(Items from an interface collection)
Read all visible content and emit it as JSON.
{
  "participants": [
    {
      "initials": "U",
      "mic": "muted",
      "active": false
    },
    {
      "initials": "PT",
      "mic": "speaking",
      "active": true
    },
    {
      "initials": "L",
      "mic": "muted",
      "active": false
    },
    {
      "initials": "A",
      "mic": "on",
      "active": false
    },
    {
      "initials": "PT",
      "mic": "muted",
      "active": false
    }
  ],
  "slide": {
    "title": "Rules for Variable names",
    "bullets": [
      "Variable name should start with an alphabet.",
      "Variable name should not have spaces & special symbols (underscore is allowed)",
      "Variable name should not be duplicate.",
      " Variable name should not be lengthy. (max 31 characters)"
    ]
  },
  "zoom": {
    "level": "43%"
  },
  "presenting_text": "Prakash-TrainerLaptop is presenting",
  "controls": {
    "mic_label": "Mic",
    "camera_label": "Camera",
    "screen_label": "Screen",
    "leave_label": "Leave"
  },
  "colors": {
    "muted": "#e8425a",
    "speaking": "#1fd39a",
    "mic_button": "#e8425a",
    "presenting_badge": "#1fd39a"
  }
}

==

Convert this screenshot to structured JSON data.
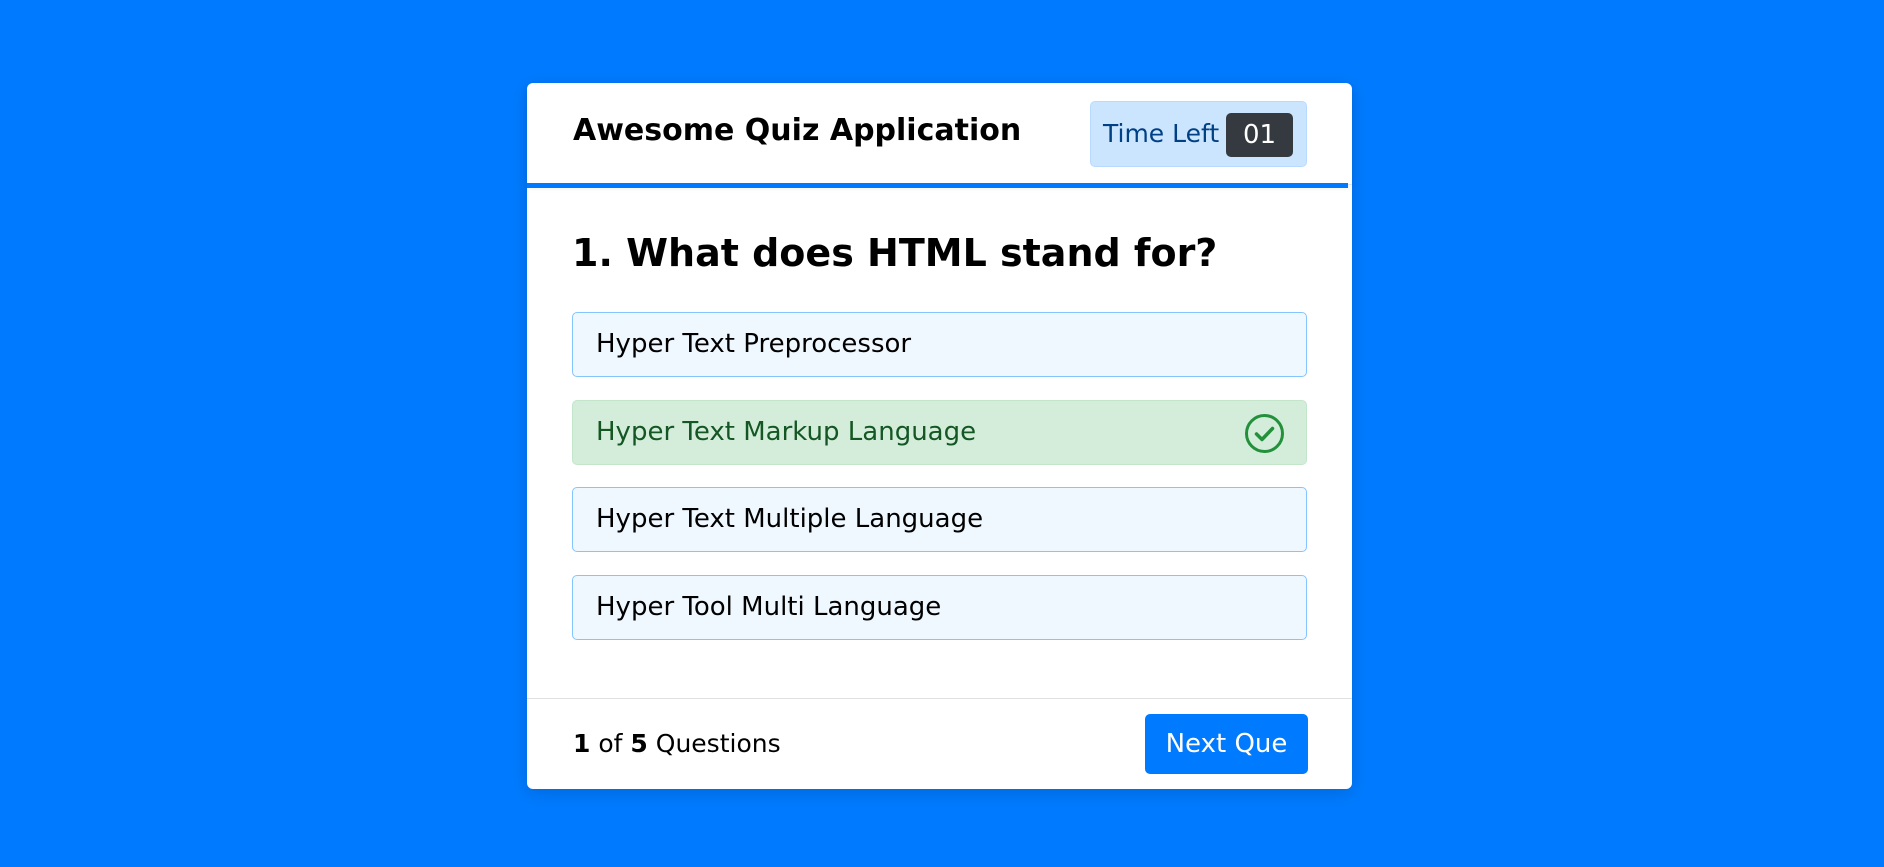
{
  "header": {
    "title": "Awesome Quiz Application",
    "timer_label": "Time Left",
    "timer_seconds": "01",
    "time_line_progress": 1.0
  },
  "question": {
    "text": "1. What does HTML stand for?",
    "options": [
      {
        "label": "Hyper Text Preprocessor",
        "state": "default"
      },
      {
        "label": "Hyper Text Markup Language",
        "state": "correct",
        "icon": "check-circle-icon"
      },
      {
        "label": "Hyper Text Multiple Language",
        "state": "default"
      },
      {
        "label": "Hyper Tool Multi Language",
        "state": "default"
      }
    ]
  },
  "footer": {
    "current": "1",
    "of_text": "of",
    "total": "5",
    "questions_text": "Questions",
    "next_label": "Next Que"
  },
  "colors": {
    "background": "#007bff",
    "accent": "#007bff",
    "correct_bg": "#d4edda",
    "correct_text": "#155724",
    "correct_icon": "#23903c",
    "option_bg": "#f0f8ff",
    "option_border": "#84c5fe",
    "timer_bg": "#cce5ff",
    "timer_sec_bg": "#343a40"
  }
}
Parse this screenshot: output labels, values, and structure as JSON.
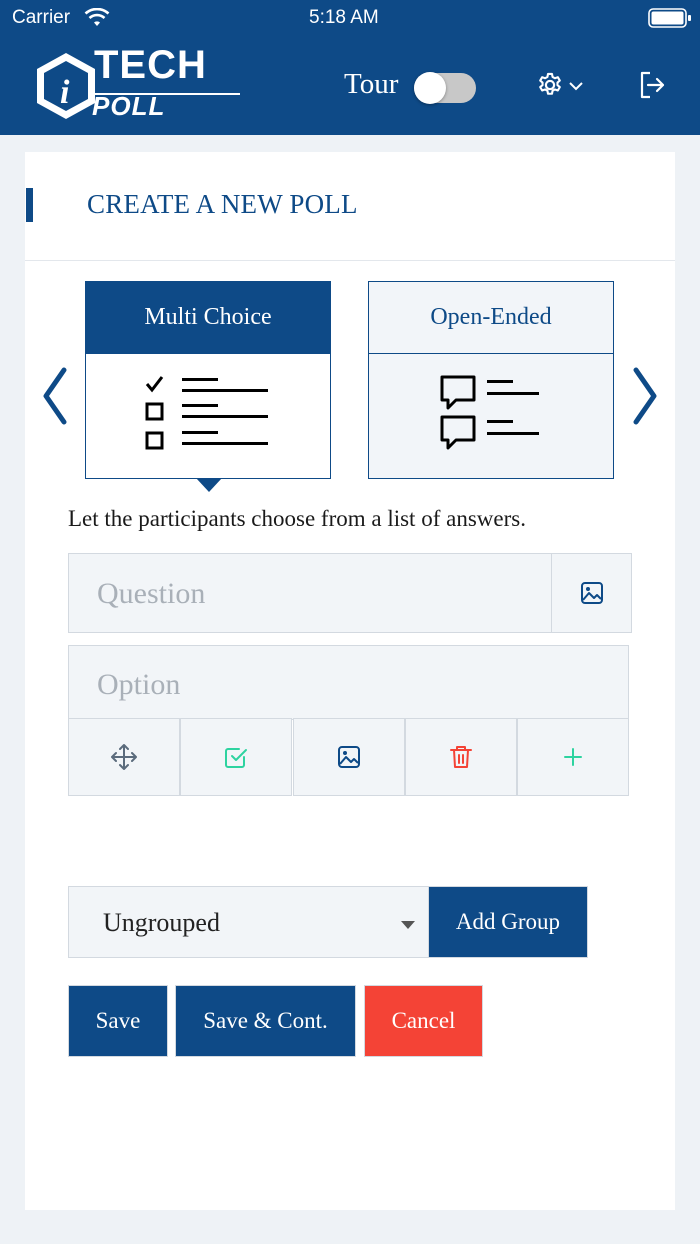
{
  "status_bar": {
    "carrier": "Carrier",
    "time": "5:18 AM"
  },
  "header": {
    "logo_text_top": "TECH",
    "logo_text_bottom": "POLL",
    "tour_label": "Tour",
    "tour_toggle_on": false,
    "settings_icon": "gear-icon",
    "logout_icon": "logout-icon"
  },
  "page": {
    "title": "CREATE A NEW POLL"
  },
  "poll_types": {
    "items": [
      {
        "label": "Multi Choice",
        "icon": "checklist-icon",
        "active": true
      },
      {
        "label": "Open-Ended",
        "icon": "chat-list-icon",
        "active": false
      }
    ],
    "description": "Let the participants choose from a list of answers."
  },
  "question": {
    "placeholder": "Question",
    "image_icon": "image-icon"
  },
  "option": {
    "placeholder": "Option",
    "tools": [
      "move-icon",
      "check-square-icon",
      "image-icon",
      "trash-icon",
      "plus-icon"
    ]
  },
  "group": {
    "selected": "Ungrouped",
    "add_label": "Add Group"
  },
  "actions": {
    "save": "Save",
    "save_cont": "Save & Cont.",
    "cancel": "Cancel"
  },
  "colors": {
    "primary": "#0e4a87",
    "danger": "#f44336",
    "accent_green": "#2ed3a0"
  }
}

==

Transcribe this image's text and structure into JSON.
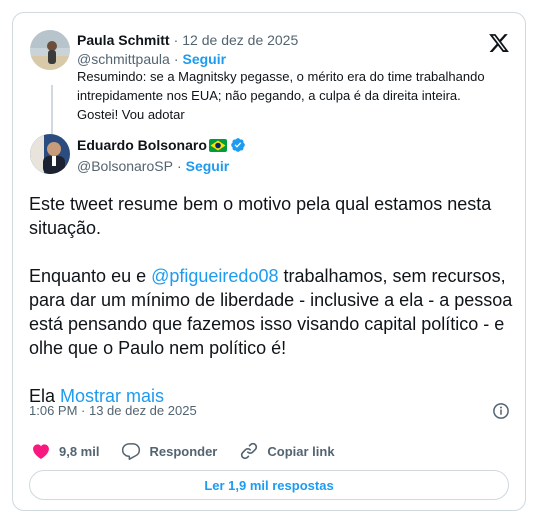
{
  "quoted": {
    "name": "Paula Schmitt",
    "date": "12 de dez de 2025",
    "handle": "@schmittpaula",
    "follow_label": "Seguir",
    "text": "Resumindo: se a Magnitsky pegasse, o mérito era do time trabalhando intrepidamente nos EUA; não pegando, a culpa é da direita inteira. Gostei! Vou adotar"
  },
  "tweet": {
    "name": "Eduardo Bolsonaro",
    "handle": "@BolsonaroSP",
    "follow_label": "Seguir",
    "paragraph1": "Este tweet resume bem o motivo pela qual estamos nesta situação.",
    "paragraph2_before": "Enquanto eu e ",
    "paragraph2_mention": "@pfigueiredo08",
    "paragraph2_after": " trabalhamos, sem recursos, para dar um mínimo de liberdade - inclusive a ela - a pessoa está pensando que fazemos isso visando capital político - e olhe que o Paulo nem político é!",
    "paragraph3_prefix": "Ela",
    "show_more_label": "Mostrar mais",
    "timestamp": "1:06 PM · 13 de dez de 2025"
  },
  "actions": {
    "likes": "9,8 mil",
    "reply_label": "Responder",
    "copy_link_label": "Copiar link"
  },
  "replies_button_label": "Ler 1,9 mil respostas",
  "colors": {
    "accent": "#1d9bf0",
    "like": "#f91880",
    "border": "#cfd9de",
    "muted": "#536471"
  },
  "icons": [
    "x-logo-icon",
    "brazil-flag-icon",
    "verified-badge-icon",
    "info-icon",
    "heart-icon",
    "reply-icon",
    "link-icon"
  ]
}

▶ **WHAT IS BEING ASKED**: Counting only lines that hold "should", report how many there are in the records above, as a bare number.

▶ **TASK RESPONSE**: 4